(Anders Löfqvist, PI)

Research Goals. The proposed experiments are designed to explore, in populations of normal adult and child speakers, the contribution of oral and laryngeal articulations to the regulation of air pressure in the production of voiceless consonants. Research studies also examine the kinematic coordination of the oral and laryngeal articulations, and investigate how the kinematics of the oral articulators are affected by phonetic context in making the stop closures. Together, the results of these experiments contribute to our ability to infer the underlying articulatory movements from records of air pressure and air flow. Since the recording of pressure and flow is non-invasive it can be used in populations, such as children, where it is impractical to use more invasive procedures. In addition, these procedures should be useful in the clinical management and assessment of speech and voice disorders.

Current Status. This project began on September 1, 1990. More recently, it was renewed for a five year period beginning April 15, 2001. It is currently on an unfunded extension.
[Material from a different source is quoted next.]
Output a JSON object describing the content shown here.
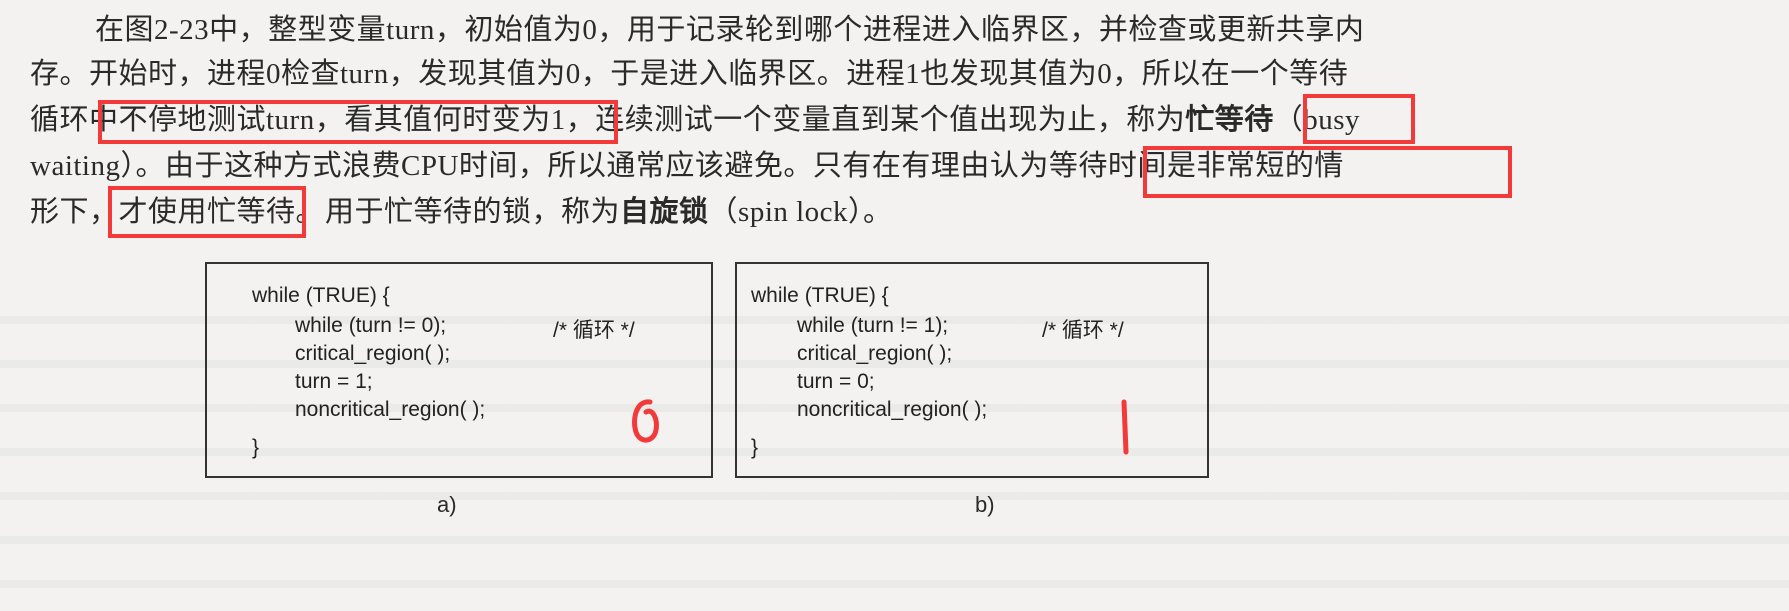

Anders intends to submit a renewal for the March, 2008 deadline.

[This project is supported by the National Institute on Deafness and Other Communication Disorders (NIH Grant DC-00865).]